Another impressively productive day just happened in our work bunker on the Central Coast. Conroy (UCSC) came in again, with his student Jieun Choi (UCSC). We discussed ways to generalize "stacking" of spectra in "bins"; it is often (usually?) better to regress. This can be expressed as a wavelength-by-wavelength weighted linear least-square fit. We worked through the linear-regression math in the morning and Choi implemented in the afternoon. The results look sweet. Choi used them to look for consistent residuals in rest-frame (redshifted) and observed-frame (spectrograph) space and it looks like there are effects in both places. At the end of the day, we left Choi with the project of going to quadratic regression.
Marshall (KIPAC) and I worked on extending The Tractor to fit variable point sources, as part of our long-term goal of finding strong gravitational lenses in ground-based data by comparing lens and non-lens explanations of the data. We spent a lot of time understanding inheritance and Lang's pythonisms.

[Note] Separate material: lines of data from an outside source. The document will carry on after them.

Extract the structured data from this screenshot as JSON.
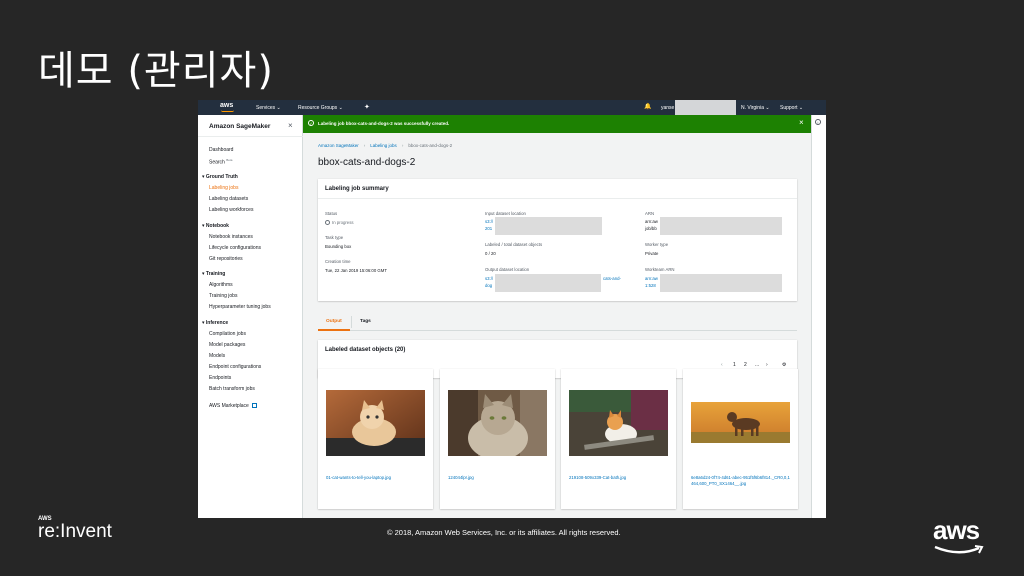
{
  "slide": {
    "title": "데모 (관리자)",
    "copyright": "© 2018, Amazon Web Services, Inc. or its affiliates. All rights reserved.",
    "footer_brand_small": "AWS",
    "footer_brand_big": "re:Invent",
    "aws_logo": "aws"
  },
  "topnav": {
    "logo": "aws",
    "services": "Services ⌄",
    "resource_groups": "Resource Groups ⌄",
    "user": "yanse",
    "region": "N. Virginia ⌄",
    "support": "Support ⌄",
    "icons": [
      "pin-icon",
      "bell-icon"
    ]
  },
  "sidebar": {
    "title": "Amazon SageMaker",
    "items": [
      {
        "label": "Dashboard",
        "type": "item"
      },
      {
        "label": "Search",
        "badge": "Beta",
        "type": "item"
      },
      {
        "label": "Ground Truth",
        "type": "group"
      },
      {
        "label": "Labeling jobs",
        "type": "item",
        "active": true
      },
      {
        "label": "Labeling datasets",
        "type": "item"
      },
      {
        "label": "Labeling workforces",
        "type": "item"
      },
      {
        "label": "Notebook",
        "type": "group"
      },
      {
        "label": "Notebook instances",
        "type": "item"
      },
      {
        "label": "Lifecycle configurations",
        "type": "item"
      },
      {
        "label": "Git repositories",
        "type": "item"
      },
      {
        "label": "Training",
        "type": "group"
      },
      {
        "label": "Algorithms",
        "type": "item"
      },
      {
        "label": "Training jobs",
        "type": "item"
      },
      {
        "label": "Hyperparameter tuning jobs",
        "type": "item"
      },
      {
        "label": "Inference",
        "type": "group"
      },
      {
        "label": "Compilation jobs",
        "type": "item"
      },
      {
        "label": "Model packages",
        "type": "item"
      },
      {
        "label": "Models",
        "type": "item"
      },
      {
        "label": "Endpoint configurations",
        "type": "item"
      },
      {
        "label": "Endpoints",
        "type": "item"
      },
      {
        "label": "Batch transform jobs",
        "type": "item"
      },
      {
        "label": "AWS Marketplace",
        "type": "item",
        "external": true
      }
    ]
  },
  "flash": {
    "message": "Labeling job bbox-cats-and-dogs-2 was successfully created.",
    "color": "#1d8102"
  },
  "breadcrumb": [
    "Amazon SageMaker",
    "Labeling jobs",
    "bbox-cats-and-dogs-2"
  ],
  "page_title": "bbox-cats-and-dogs-2",
  "summary": {
    "title": "Labeling job summary",
    "status_label": "Status",
    "status_value": "In progress",
    "task_type_label": "Task type",
    "task_type_value": "Bounding box",
    "creation_time_label": "Creation time",
    "creation_time_value": "Tue, 22 Jan 2019 15:06:00 GMT",
    "input_label": "Input dataset location",
    "input_value_a": "s3://",
    "input_value_b": "201",
    "labeled_label": "Labeled / total dataset objects",
    "labeled_value": "0 / 20",
    "output_label": "Output dataset location",
    "output_value_a": "s3://",
    "output_value_b": "dog",
    "output_value_c": "cats-and-",
    "arn_label": "ARN",
    "arn_value_a": "arn:aw",
    "arn_value_b": "job/bb",
    "worker_label": "Worker type",
    "worker_value": "Private",
    "workteam_label": "Workteam ARN",
    "workteam_value_a": "arn:aw",
    "workteam_value_b": "1:528"
  },
  "tabs": [
    {
      "label": "Output",
      "active": true
    },
    {
      "label": "Tags",
      "active": false
    }
  ],
  "objects": {
    "title": "Labeled dataset objects",
    "count": "(20)",
    "pager": {
      "prev": "‹",
      "page1": "1",
      "page2": "2",
      "ellipsis": "...",
      "next": "›",
      "settings": "⚙"
    }
  },
  "cards": [
    {
      "file": "01-cat-wants-to-tell-you-laptop.jpg"
    },
    {
      "file": "124044lpr.jpg"
    },
    {
      "file": "219108-509x339-Cat-bath.jpg"
    },
    {
      "file": "6e8a6d24-0f74-4d61-abec-951f5f6b6f814._CR0,0,1464,600_PT0_SX1464__.jpg"
    }
  ]
}
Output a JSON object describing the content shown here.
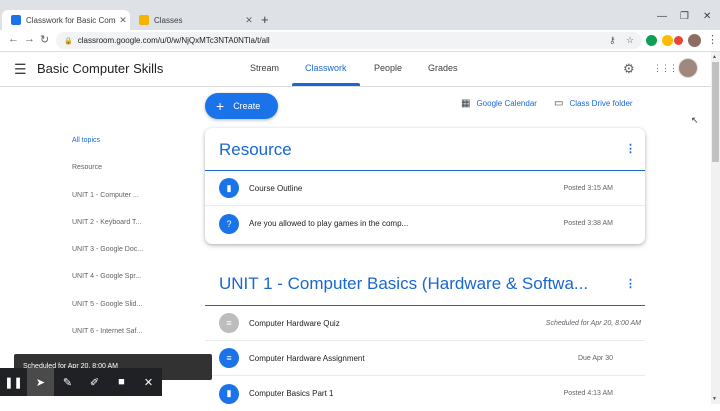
{
  "browser": {
    "tabs": [
      {
        "title": "Classwork for Basic Computer Sk",
        "favicon_color": "#1a73e8"
      },
      {
        "title": "Classes",
        "favicon_color": "#f4b400"
      }
    ],
    "new_tab": "+",
    "window_controls": {
      "minimize": "—",
      "maximize": "❐",
      "close": "✕"
    },
    "url": "classroom.google.com/u/0/w/NjQxMTc3NTA0NTla/t/all",
    "nav": {
      "back": "←",
      "forward": "→",
      "reload": "↻"
    },
    "icons": [
      "key-icon",
      "star-icon",
      "extension-icon",
      "menu-icon"
    ]
  },
  "header": {
    "menu_icon": "☰",
    "class_name": "Basic Computer Skills",
    "tabs": [
      "Stream",
      "Classwork",
      "People",
      "Grades"
    ],
    "active_tab": "Classwork",
    "settings_icon": "⚙",
    "apps_icon": "⋮⋮⋮"
  },
  "sidebar": {
    "items": [
      "All topics",
      "Resource",
      "UNIT 1 - Computer ...",
      "UNIT 2 - Keyboard T...",
      "UNIT 3 - Google Doc...",
      "UNIT 4 - Google Spr...",
      "UNIT 5 - Google Slid...",
      "UNIT 6 - Internet Saf..."
    ],
    "active_index": 0
  },
  "actions": {
    "create_label": "Create",
    "calendar_label": "Google Calendar",
    "drive_label": "Class Drive folder"
  },
  "topics": [
    {
      "title": "Resource",
      "items": [
        {
          "title": "Course Outline",
          "date": "Posted 3:15 AM",
          "icon": "material-icon"
        },
        {
          "title": "Are you allowed to play games in the comp...",
          "date": "Posted 3:38 AM",
          "icon": "question-icon"
        }
      ]
    },
    {
      "title": "UNIT 1 - Computer Basics (Hardware & Softwa...",
      "items": [
        {
          "title": "Computer Hardware Quiz",
          "date": "Scheduled for Apr 20, 8:00 AM",
          "icon": "assignment-icon",
          "scheduled": true
        },
        {
          "title": "Computer Hardware Assignment",
          "date": "Due Apr 30",
          "icon": "assignment-icon"
        },
        {
          "title": "Computer Basics Part 1",
          "date": "Posted 4:13 AM",
          "icon": "material-icon"
        }
      ]
    }
  ],
  "toast": "Scheduled for Apr 20, 8:00 AM",
  "colors": {
    "accent": "#1967d2",
    "button": "#1a73e8"
  }
}
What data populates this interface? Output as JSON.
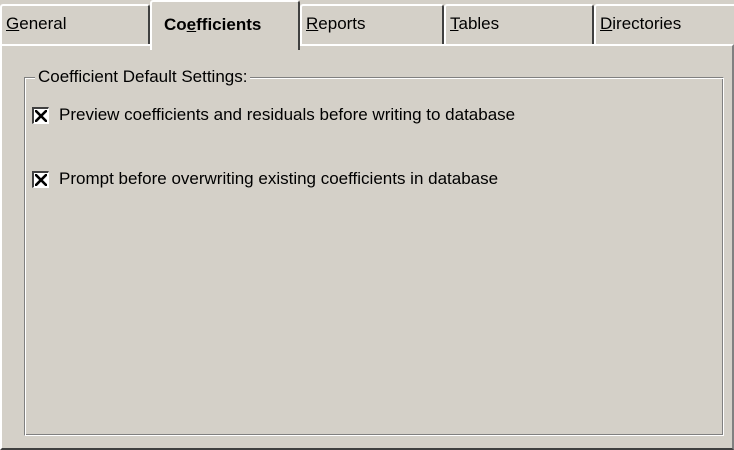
{
  "tabs": {
    "general": {
      "first": "G",
      "rest": "eneral"
    },
    "coefficients": {
      "before": "Co",
      "key": "e",
      "after": "fficients"
    },
    "reports": {
      "first": "R",
      "rest": "eports"
    },
    "tables": {
      "first": "T",
      "rest": "ables"
    },
    "directories": {
      "first": "D",
      "rest": "irectories"
    }
  },
  "group": {
    "title": "Coefficient Default Settings:"
  },
  "options": [
    {
      "label": "Preview coefficients and residuals before writing to database",
      "checked": true
    },
    {
      "label": "Prompt before overwriting existing coefficients in database",
      "checked": true
    }
  ],
  "icons": {
    "checkbox": "check-icon"
  }
}
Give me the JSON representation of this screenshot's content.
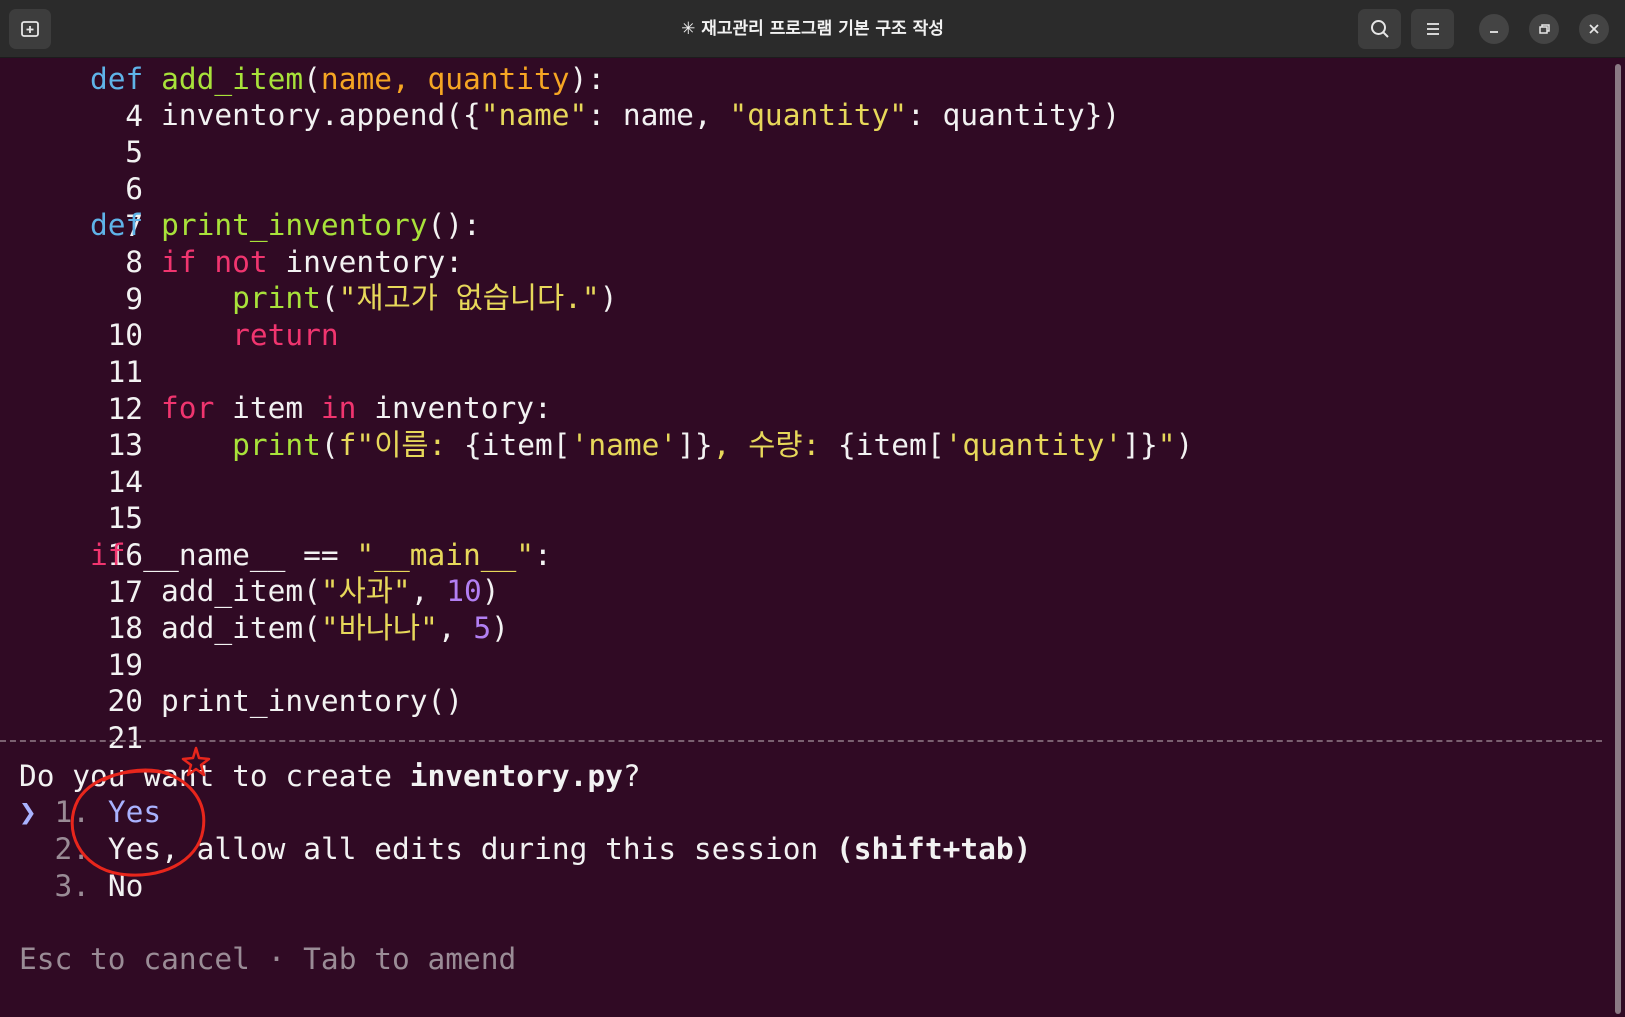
{
  "window": {
    "title": "✳ 재고관리 프로그램 기본 구조 작성",
    "icons": {
      "new_tab": "new-tab-icon",
      "search": "search-icon",
      "menu": "hamburger-menu-icon",
      "minimize": "minimize-icon",
      "maximize": "restore-icon",
      "close": "close-icon"
    }
  },
  "code": {
    "l4": {
      "n": "4",
      "t1": "def",
      "t2": " ",
      "t3": "add_item",
      "t4": "(",
      "t5": "name, quantity",
      "t6": "):"
    },
    "l5": {
      "n": "5",
      "t1": "    inventory.append({",
      "t2": "\"name\"",
      "t3": ": name, ",
      "t4": "\"quantity\"",
      "t5": ": quantity})"
    },
    "l6": {
      "n": "6"
    },
    "l7": {
      "n": "7"
    },
    "l8": {
      "n": "8",
      "t1": "def",
      "t2": " ",
      "t3": "print_inventory",
      "t4": "():"
    },
    "l9": {
      "n": "9",
      "t1": "    ",
      "t2": "if not",
      "t3": " inventory:"
    },
    "l10": {
      "n": "10",
      "t1": "        ",
      "t2": "print",
      "t3": "(",
      "t4": "\"재고가 없습니다.\"",
      "t5": ")"
    },
    "l11": {
      "n": "11",
      "t1": "        ",
      "t2": "return"
    },
    "l12": {
      "n": "12"
    },
    "l13": {
      "n": "13",
      "t1": "    ",
      "t2": "for",
      "t3": " item ",
      "t4": "in",
      "t5": " inventory:"
    },
    "l14": {
      "n": "14",
      "t1": "        ",
      "t2": "print",
      "t3": "(",
      "t4": "f\"이름: ",
      "t5": "{item[",
      "t6": "'name'",
      "t7": "]}",
      "t8": ", 수량: ",
      "t9": "{item[",
      "t10": "'quantity'",
      "t11": "]}",
      "t12": "\"",
      "t13": ")"
    },
    "l15": {
      "n": "15"
    },
    "l16": {
      "n": "16"
    },
    "l17": {
      "n": "17",
      "t1": "if",
      "t2": " __name__ == ",
      "t3": "\"__main__\"",
      "t4": ":"
    },
    "l18": {
      "n": "18",
      "t1": "    add_item(",
      "t2": "\"사과\"",
      "t3": ", ",
      "t4": "10",
      "t5": ")"
    },
    "l19": {
      "n": "19",
      "t1": "    add_item(",
      "t2": "\"바나나\"",
      "t3": ", ",
      "t4": "5",
      "t5": ")"
    },
    "l20": {
      "n": "20"
    },
    "l21": {
      "n": "21",
      "t1": "    print_inventory()"
    }
  },
  "prompt": {
    "question_pre": "Do you want to create ",
    "question_file": "inventory.py",
    "question_post": "?",
    "cursor": "❯",
    "options": [
      {
        "num": "1.",
        "label": "Yes"
      },
      {
        "num": "2.",
        "label": "Yes, allow all edits during this session ",
        "hint": "(shift+tab)"
      },
      {
        "num": "3.",
        "label": "No"
      }
    ],
    "footer": "Esc to cancel · Tab to amend"
  },
  "colors": {
    "background": "#300a24",
    "keyword_def": "#5fb3e8",
    "function": "#a8e23a",
    "parameter": "#f6a623",
    "keyword": "#f0356f",
    "string": "#e7d85a",
    "number": "#b27ff3",
    "selected": "#a9b2ff",
    "annotation": "#e8261c"
  }
}
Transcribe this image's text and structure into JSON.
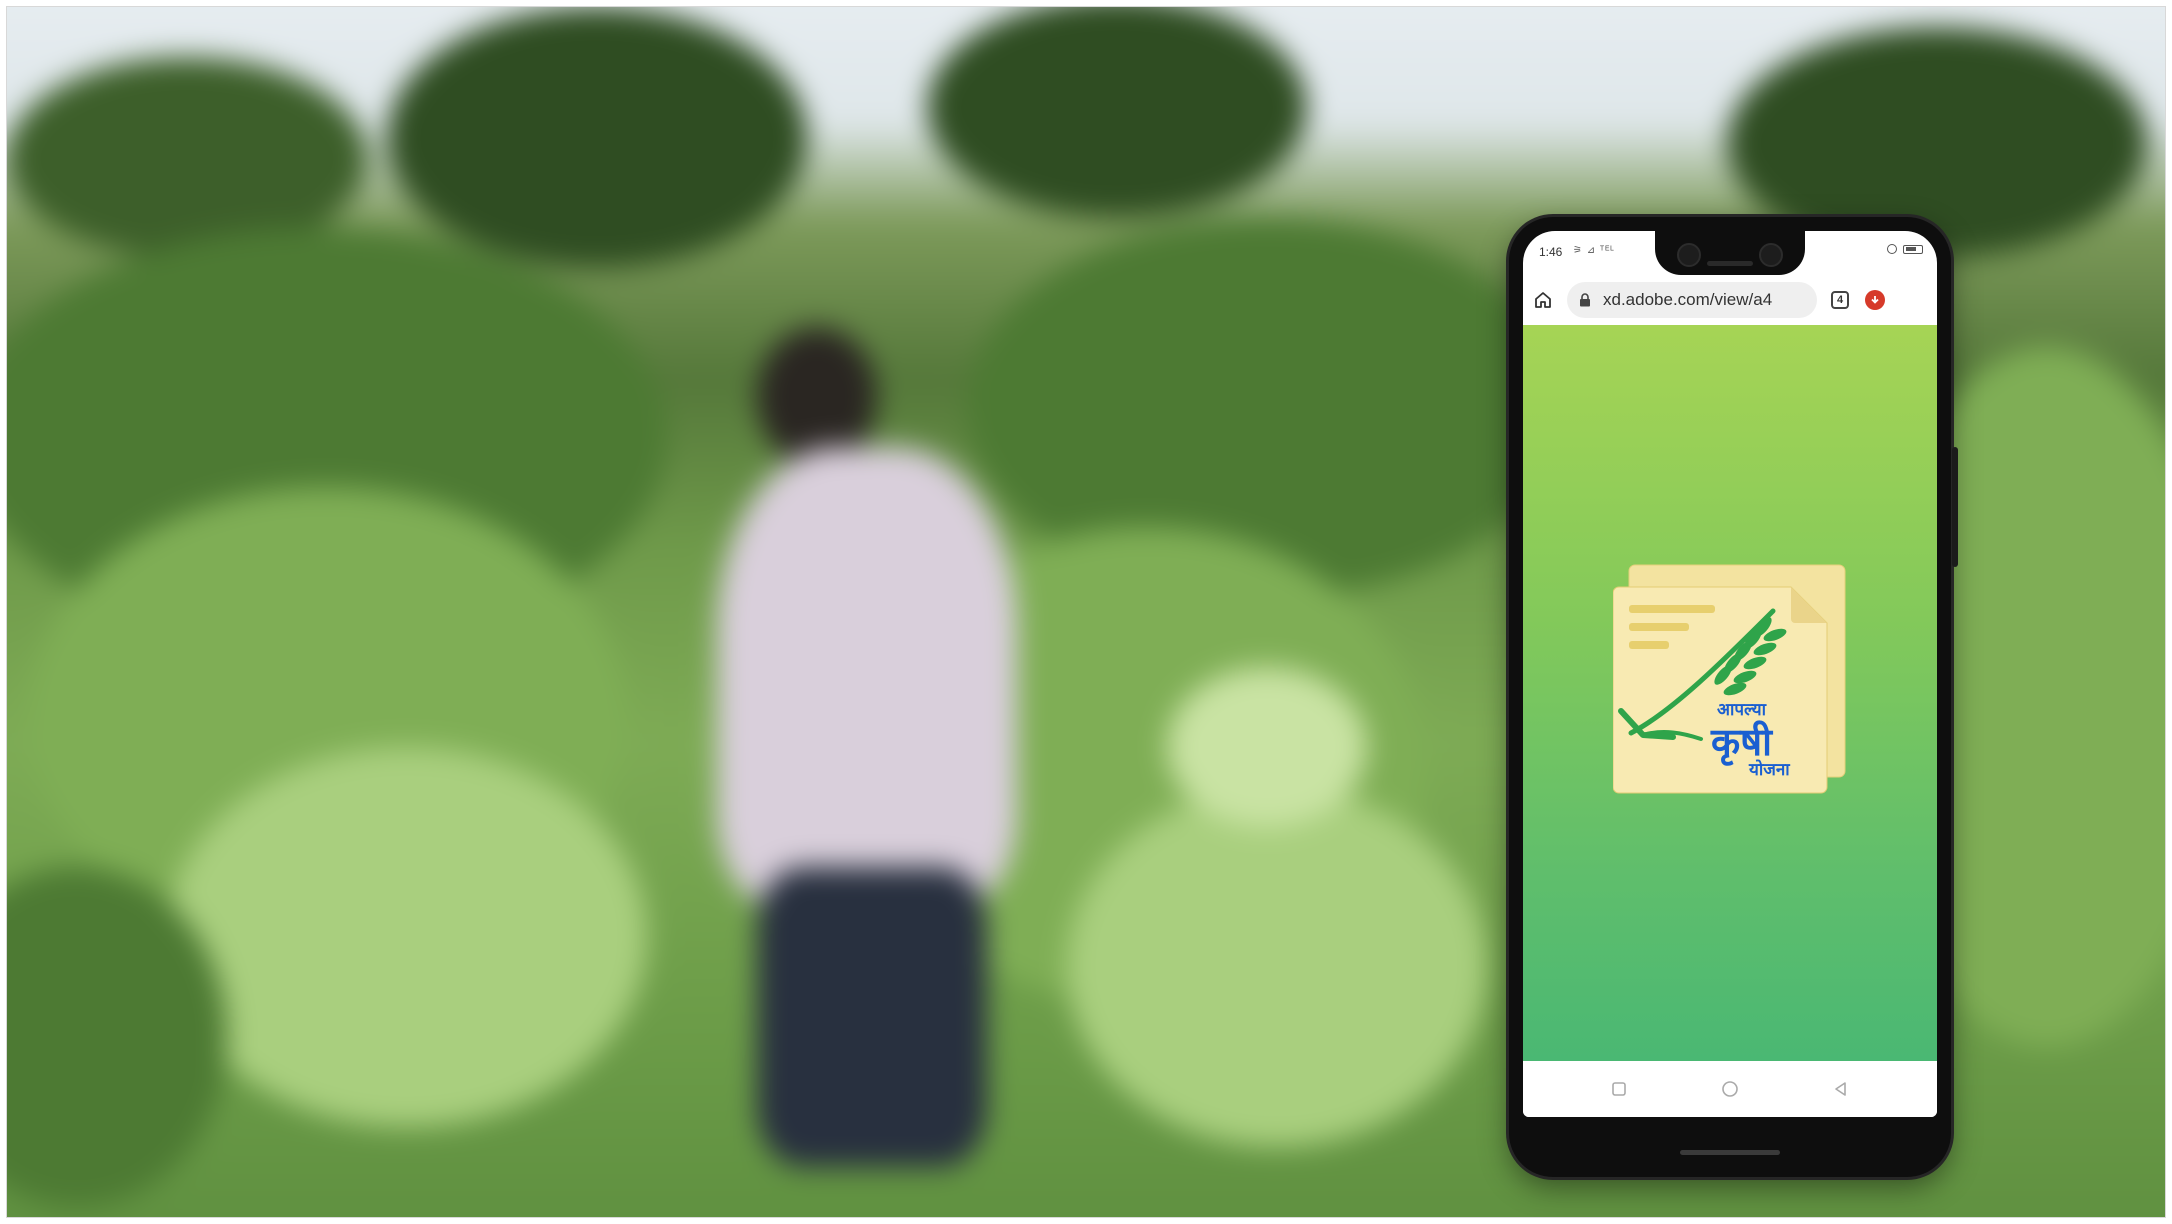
{
  "status_bar": {
    "time": "1:46",
    "network": "⚞ ⊿ ᵀᴱᴸ"
  },
  "browser": {
    "url": "xd.adobe.com/view/a4",
    "tab_count": "4"
  },
  "app_logo": {
    "text_top": "आपल्या",
    "text_main": "कृषी",
    "text_bottom": "योजना"
  },
  "colors": {
    "gradient_top": "#a6d455",
    "gradient_bottom": "#4ab873",
    "logo_text": "#1a5fd1",
    "wheat": "#2fa44a"
  }
}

Johnson (UCSC) showed us the results of his Gaussian-Process data-driven calibrations of spectra. They are extremely precise, produce sensible-looking posterior information on spectral properties, and don't seem to erase or interfere with narrow-line issues with the models. We plan to write the method paper this summer.
At the very end of the day, Barclay, Quintana (Ames), and Wolfgang (UCSC) showed up, so I guess we will be talking exoplanets tomorrow! Quintana and Barclay just found the first Earth-radius planet in the habitable zone of a star, and Wolfgang is using physics-based models to fit the radius–period distribution of exoplanets.